Dave Allen died in March 2005 at the age of 68, not a great old age, but his showbusiness career took in over forty years, and was surprisingly eclectic. This hour long BBC 2 documentary
was made with the cooperation of family, friends and contemporaries. It is notable that not one of them had a bad word to say about him, but the same cannot be said for everyone of a certain religious disposition, including and especially in his native Ireland.
Although born into the Catholic faith, Allen rebelled against it at an early age, and was a declared atheist. It is difficult to credit that he did not hate religion, especially Christianity and most of all Catholicism as claimed here, but it is perhaps unwise to read too much into his constant guying of the cloth in especially the cameos that peppered his shows.
At the time these brought sacks full of complaints, but in the 21st Century when profanity and utter filth are never more than a couple of mouse clicks away, the outrage factor has diminished considerably, although the humour remains.

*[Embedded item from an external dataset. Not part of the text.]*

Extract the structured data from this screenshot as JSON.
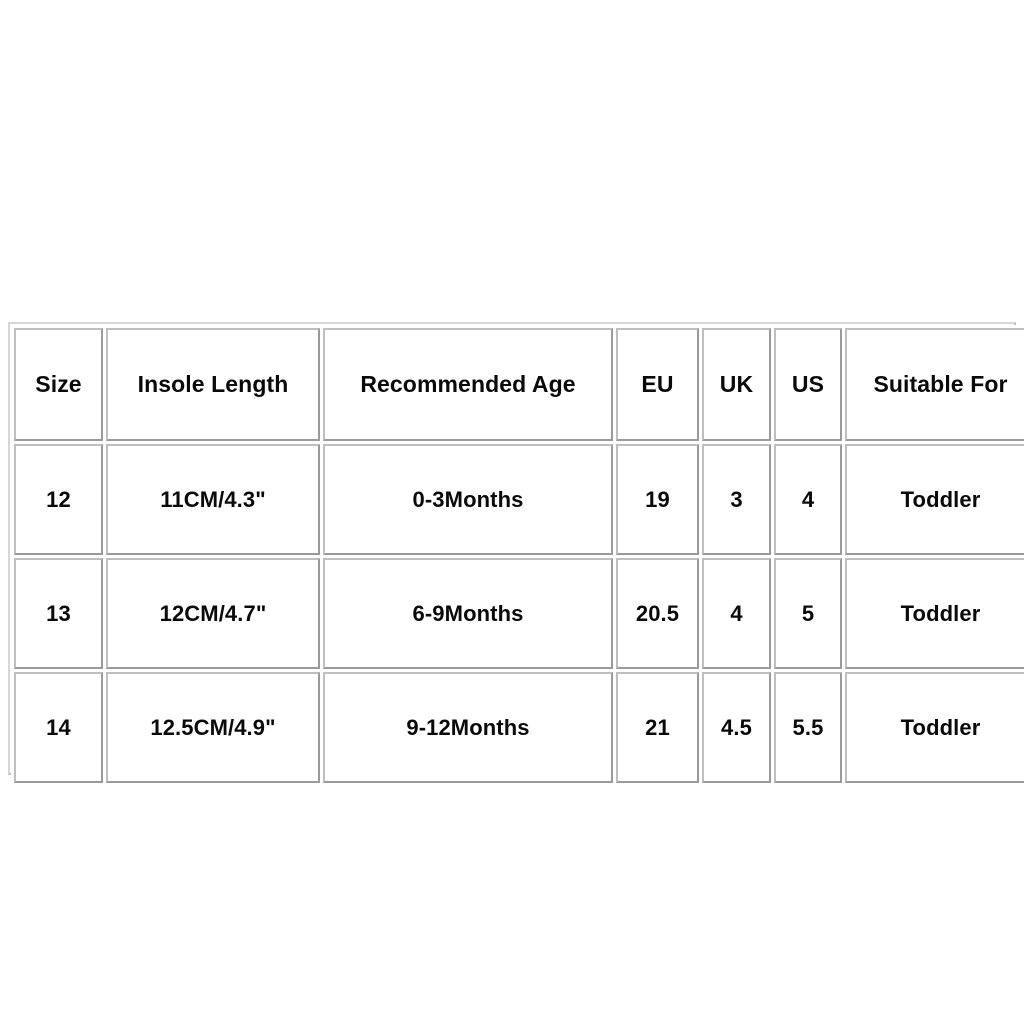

Allen is credited here with inspiring the new generation of so-called alternative comedians, which presumably includes self-styled funny feminist Caitlin Moran
. Although she is not consciously in the funny business, one wonders what Allen would have made of his fellow lapsed Catholic and accidental comedienne Julia Long
. Doubtless she would have branded him sexist
, but Allen laughed at everything and everyone, including himself. When he was young, he lost the tip of a finger, apparently in some sort of accident. He told countless stories about how this came about, all of them different. Behind the laughter he had a serious side, and also made a series of thoughtful documentaries.
This programme won't be on iplayer for much longer, but the good news is that it has already been uploaded to YouTube. If you haven't heard of or seen Allen performing, check him out. Surprisingly there does not appear to be an official or even a Dave Allen fan site, but his legacy was already confirmed well before the age of the Internet.